Whenever I visit New London, or pass through on the train to New York, I am taken by the assets it already has, and the serious stakeholders who cannot let the city fail. The water, the transportation infrastructure, the historic architecture, Conn and Mitchell colleges, the Coast Guard Academy, the hospital, the Garde Art Center, the Hygienic, Ocean Beach Park, and the small business owners who keep at it in the face of unrelenting adversity, trying to improve downtown. Unlike some other cities that have had to reinvent themselves, New London has these many assets and more. What is needed is a vision to bring the pieces of the puzzle together, and a leader to carry it out.
The Urban Land Institute (uli.org), a highly respected land use and development policy organization, provides a terrific free service to cities and towns called a TAP - Technical Assistance Panel. ULI will, upon request, assemble a panel of experts on economic development, including architects, planners and financiers, to visit and tour the city for a couple of days, review the demographic and economic data, interview stakeholders like business owners and residents, hold a public meeting for community input and provide a report that can be the basis for a realistic vision for the redevelopment of the downtown - all for the cost of housing and feeding the panel members.
They come in, they work like crazy for a brief time, they leave, and they are objective. I have seen some TAP Reports, and they are creative and intelligent, but realistic.
It is time to stop blaming the current situation on those who have served before, look to the future, and in an organized way really take stock of what the city has, what the obstacles are that must be overcome, then articulate a vision and devise an action plan to carry it out. A ULI Technical Assistance Panel can help get that underway. Because the panelists donate their time, it is not an excuse to say "we don't have the money."

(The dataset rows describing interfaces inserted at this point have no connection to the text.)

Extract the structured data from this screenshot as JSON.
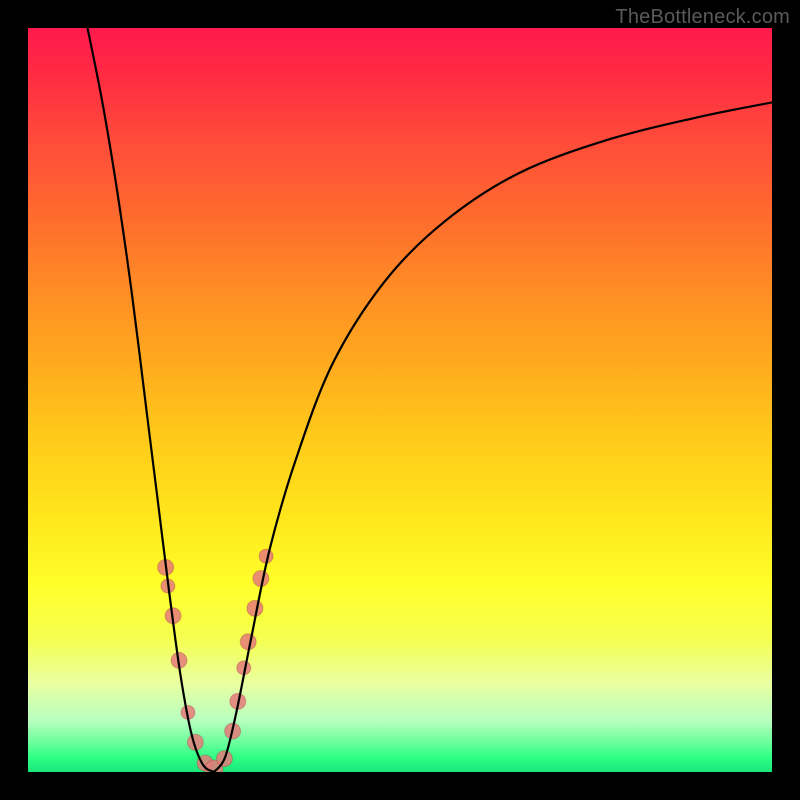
{
  "watermark": "TheBottleneck.com",
  "colors": {
    "frame": "#000000",
    "curve_stroke": "#000000",
    "point_fill": "#e57a7a",
    "gradient_top": "#ff1a4d",
    "gradient_bottom": "#18e87a"
  },
  "chart_data": {
    "type": "line",
    "title": "",
    "xlabel": "",
    "ylabel": "",
    "xlim": [
      0,
      100
    ],
    "ylim": [
      0,
      100
    ],
    "curve": {
      "left_branch": [
        {
          "x": 8.0,
          "y": 100.0
        },
        {
          "x": 10.0,
          "y": 90.0
        },
        {
          "x": 12.0,
          "y": 78.0
        },
        {
          "x": 14.0,
          "y": 64.0
        },
        {
          "x": 16.0,
          "y": 48.0
        },
        {
          "x": 17.5,
          "y": 36.0
        },
        {
          "x": 19.0,
          "y": 24.0
        },
        {
          "x": 20.5,
          "y": 13.0
        },
        {
          "x": 22.0,
          "y": 5.0
        },
        {
          "x": 23.5,
          "y": 1.0
        },
        {
          "x": 25.0,
          "y": 0.0
        }
      ],
      "right_branch": [
        {
          "x": 25.0,
          "y": 0.0
        },
        {
          "x": 26.5,
          "y": 2.0
        },
        {
          "x": 28.0,
          "y": 8.0
        },
        {
          "x": 30.0,
          "y": 18.0
        },
        {
          "x": 32.5,
          "y": 30.0
        },
        {
          "x": 36.0,
          "y": 42.0
        },
        {
          "x": 41.0,
          "y": 55.0
        },
        {
          "x": 48.0,
          "y": 66.0
        },
        {
          "x": 56.0,
          "y": 74.0
        },
        {
          "x": 66.0,
          "y": 80.5
        },
        {
          "x": 78.0,
          "y": 85.0
        },
        {
          "x": 90.0,
          "y": 88.0
        },
        {
          "x": 100.0,
          "y": 90.0
        }
      ]
    },
    "points": [
      {
        "x": 18.5,
        "y": 27.5,
        "r": 8
      },
      {
        "x": 18.8,
        "y": 25.0,
        "r": 7
      },
      {
        "x": 19.5,
        "y": 21.0,
        "r": 8
      },
      {
        "x": 20.3,
        "y": 15.0,
        "r": 8
      },
      {
        "x": 21.5,
        "y": 8.0,
        "r": 7
      },
      {
        "x": 22.5,
        "y": 4.0,
        "r": 8
      },
      {
        "x": 23.8,
        "y": 1.2,
        "r": 8
      },
      {
        "x": 25.0,
        "y": 0.4,
        "r": 9
      },
      {
        "x": 26.4,
        "y": 1.8,
        "r": 8
      },
      {
        "x": 27.5,
        "y": 5.5,
        "r": 8
      },
      {
        "x": 28.2,
        "y": 9.5,
        "r": 8
      },
      {
        "x": 29.0,
        "y": 14.0,
        "r": 7
      },
      {
        "x": 29.6,
        "y": 17.5,
        "r": 8
      },
      {
        "x": 30.5,
        "y": 22.0,
        "r": 8
      },
      {
        "x": 31.3,
        "y": 26.0,
        "r": 8
      },
      {
        "x": 32.0,
        "y": 29.0,
        "r": 7
      }
    ]
  }
}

Peter O'Connor is an attorney and development consultant based in Boston. He can be reached at firstname.lastname@example.org.